§ YOUR INSTRUCTIONS: In the material below, find each line that contains the word "lightbulb" and copy it.

§ SUPPLIED MATERIAL:
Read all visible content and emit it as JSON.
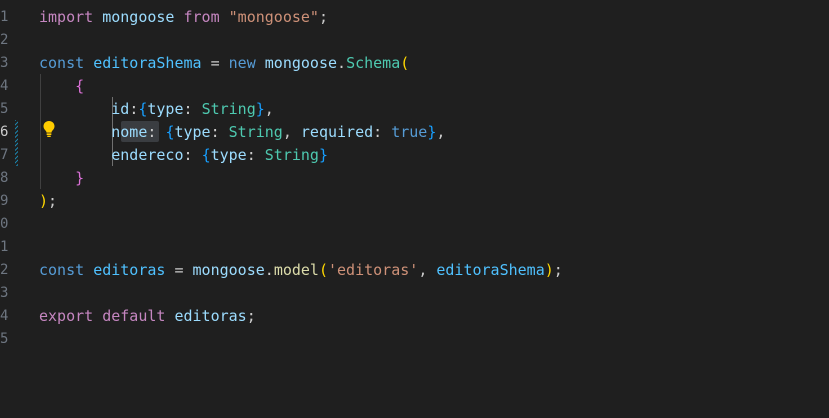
{
  "editor": {
    "line_numbers": [
      "1",
      "2",
      "3",
      "4",
      "5",
      "6",
      "7",
      "8",
      "9",
      "0",
      "1",
      "2",
      "3",
      "4",
      "5"
    ],
    "active_line_number": "6",
    "lines": [
      [
        {
          "t": "import",
          "c": "kw"
        },
        {
          "t": " ",
          "c": "pn"
        },
        {
          "t": "mongoose",
          "c": "var"
        },
        {
          "t": " ",
          "c": "pn"
        },
        {
          "t": "from",
          "c": "kw"
        },
        {
          "t": " ",
          "c": "pn"
        },
        {
          "t": "\"mongoose\"",
          "c": "str"
        },
        {
          "t": ";",
          "c": "pn"
        }
      ],
      [],
      [
        {
          "t": "const",
          "c": "kw2"
        },
        {
          "t": " ",
          "c": "pn"
        },
        {
          "t": "editoraShema",
          "c": "const"
        },
        {
          "t": " = ",
          "c": "pn"
        },
        {
          "t": "new",
          "c": "kw2"
        },
        {
          "t": " ",
          "c": "pn"
        },
        {
          "t": "mongoose",
          "c": "var"
        },
        {
          "t": ".",
          "c": "pn"
        },
        {
          "t": "Schema",
          "c": "cls"
        },
        {
          "t": "(",
          "c": "b1"
        }
      ],
      [
        {
          "t": "    ",
          "c": "pn"
        },
        {
          "t": "{",
          "c": "b2"
        }
      ],
      [
        {
          "t": "        ",
          "c": "pn"
        },
        {
          "t": "id",
          "c": "var"
        },
        {
          "t": ":",
          "c": "pn"
        },
        {
          "t": "{",
          "c": "b3"
        },
        {
          "t": "type",
          "c": "var"
        },
        {
          "t": ": ",
          "c": "pn"
        },
        {
          "t": "String",
          "c": "cls"
        },
        {
          "t": "}",
          "c": "b3"
        },
        {
          "t": ",",
          "c": "pn"
        }
      ],
      [
        {
          "t": "        ",
          "c": "pn"
        },
        {
          "t": "nome",
          "c": "var"
        },
        {
          "t": ": ",
          "c": "pn"
        },
        {
          "t": "{",
          "c": "b3"
        },
        {
          "t": "type",
          "c": "var"
        },
        {
          "t": ": ",
          "c": "pn"
        },
        {
          "t": "String",
          "c": "cls"
        },
        {
          "t": ", ",
          "c": "pn"
        },
        {
          "t": "required",
          "c": "var"
        },
        {
          "t": ": ",
          "c": "pn"
        },
        {
          "t": "true",
          "c": "kw2"
        },
        {
          "t": "}",
          "c": "b3"
        },
        {
          "t": ",",
          "c": "pn"
        }
      ],
      [
        {
          "t": "        ",
          "c": "pn"
        },
        {
          "t": "endereco",
          "c": "var"
        },
        {
          "t": ": ",
          "c": "pn"
        },
        {
          "t": "{",
          "c": "b3"
        },
        {
          "t": "type",
          "c": "var"
        },
        {
          "t": ": ",
          "c": "pn"
        },
        {
          "t": "String",
          "c": "cls"
        },
        {
          "t": "}",
          "c": "b3"
        }
      ],
      [
        {
          "t": "    ",
          "c": "pn"
        },
        {
          "t": "}",
          "c": "b2"
        }
      ],
      [
        {
          "t": ")",
          "c": "b1"
        },
        {
          "t": ";",
          "c": "pn"
        }
      ],
      [],
      [],
      [
        {
          "t": "const",
          "c": "kw2"
        },
        {
          "t": " ",
          "c": "pn"
        },
        {
          "t": "editoras",
          "c": "const"
        },
        {
          "t": " = ",
          "c": "pn"
        },
        {
          "t": "mongoose",
          "c": "var"
        },
        {
          "t": ".",
          "c": "pn"
        },
        {
          "t": "model",
          "c": "fn"
        },
        {
          "t": "(",
          "c": "b1"
        },
        {
          "t": "'editoras'",
          "c": "str"
        },
        {
          "t": ", ",
          "c": "pn"
        },
        {
          "t": "editoraShema",
          "c": "const"
        },
        {
          "t": ")",
          "c": "b1"
        },
        {
          "t": ";",
          "c": "pn"
        }
      ],
      [],
      [
        {
          "t": "export",
          "c": "kw"
        },
        {
          "t": " ",
          "c": "pn"
        },
        {
          "t": "default",
          "c": "kw"
        },
        {
          "t": " ",
          "c": "pn"
        },
        {
          "t": "editoras",
          "c": "var"
        },
        {
          "t": ";",
          "c": "pn"
        }
      ],
      []
    ],
    "lightbulb_icon": "lightbulb-icon",
    "colors": {
      "background": "#1f1f1f",
      "keyword_purple": "#c586c0",
      "keyword_blue": "#569cd6",
      "variable": "#9cdcfe",
      "constant": "#4fc1ff",
      "function": "#dcdcaa",
      "class": "#4ec9b0",
      "string": "#ce9178",
      "bracket_gold": "#ffd700",
      "bracket_orchid": "#da70d6",
      "bracket_blue": "#179fff",
      "lightbulb": "#ffcc00"
    }
  }
}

§ THE ANSWER:
    "lightbulb_icon": "lightbulb-icon",
      "lightbulb": "#ffcc00"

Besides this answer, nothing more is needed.